There is a passage in the Torah (Shemot 15:22-27) which describes Bnei Israel’s three-day journey in the desert without finding any source of water. Since water is compared to Torah, the Sages learn from this that three days should not go by without a public reading of the Torah. As such, the Gemara (Bava Kama 82a) explains that Moshe Rabbenu and Ezra HaSofer enacted that the Torah should be read on Monday and Thursday, and on Shabbat Minha, respectively. Part of this enactment was that three people should be called up and that a minimum of three verses be read per person. As is well known, if present, a Kohen is given the privilege of the first Aliyah and the Levi the second.
A situation arises when non-Kohanim need to be honored with first Aliyah, such as at a family celebration. Although the Kohen has the first right to the Aliyah, it is acceptable for him to forego this honor so that others may be called up to the Torah. The Rama (Orah Haim 135:1) says that a solution is to simply add supplementary Aliyot, such that the Kohen and the honorees may go up. Rabbi Yosef Benaim (Noheg BeHochma, pg.144) and Rabbi Moshe Toledano (HaShamaim Hadashim § 282) write that the Moroccan custom, however, is not to add Aliyot on the readings of Monday, Thursday or Shabbat Minha, but rather to ask the Kohen to temporarily step out of the sanctuary while the non-Kohanim are called up. This is not the case on Shabbat or the holidays, when it is common to add Mosifim, supplementary Aliyot. The HIDA (LeDavid Emet ch. 5) writes that one need not even ask the Kohen to step out, and that as long as he forwent his honor, he may stay in the sanctuary.

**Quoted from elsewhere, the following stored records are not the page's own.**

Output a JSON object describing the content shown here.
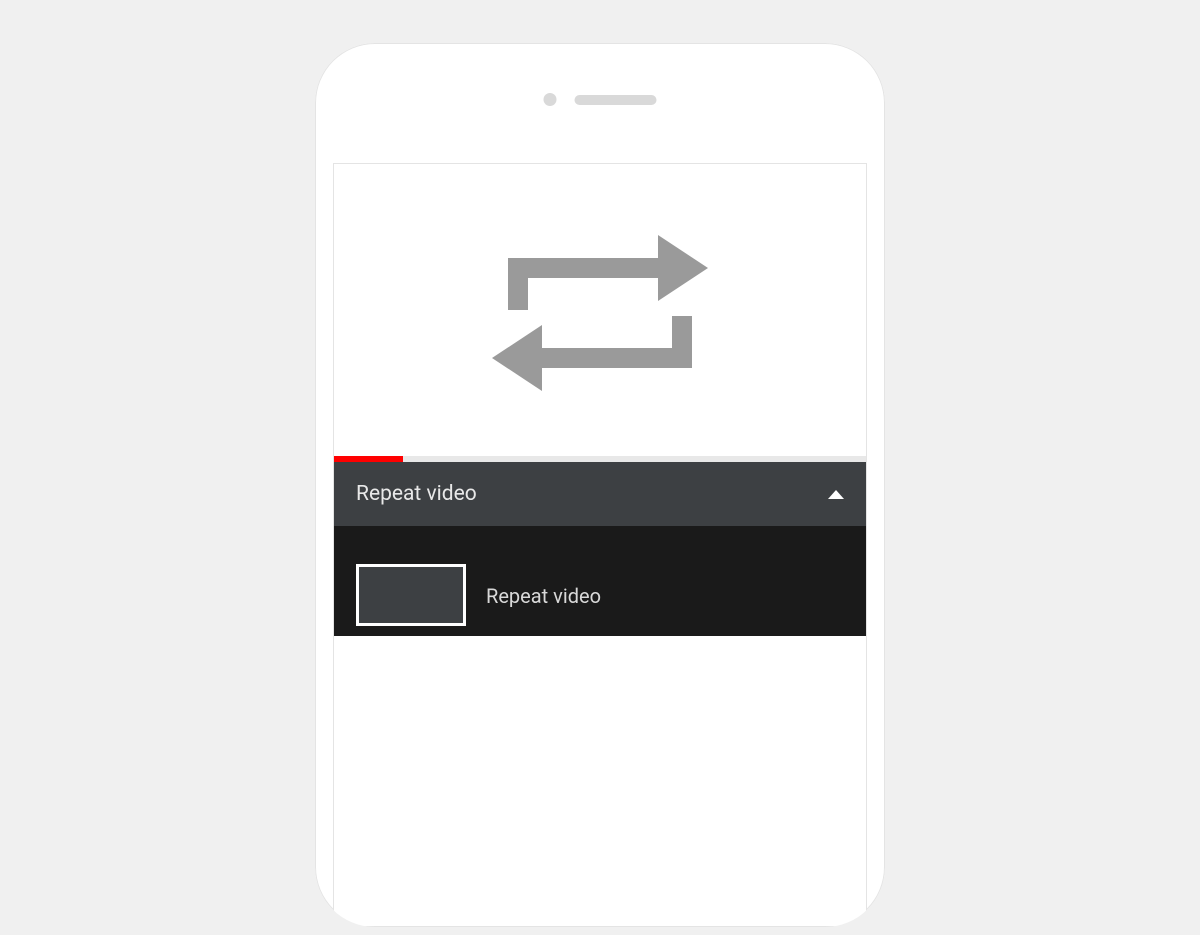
{
  "header": {
    "title": "Repeat video"
  },
  "playlist": {
    "items": [
      {
        "title": "Repeat video"
      }
    ]
  },
  "progress": {
    "percent": 13
  },
  "colors": {
    "accent": "#ff0000",
    "headerBg": "#3d4043",
    "listBg": "#1a1a1a"
  }
}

Summary: If necessary, a Kohen may be asked to temporarily leave the sanctuary so that a non–Kohen may get a first Aliyah when the Torah is read on Monday, Thursday or Shabbat Minha.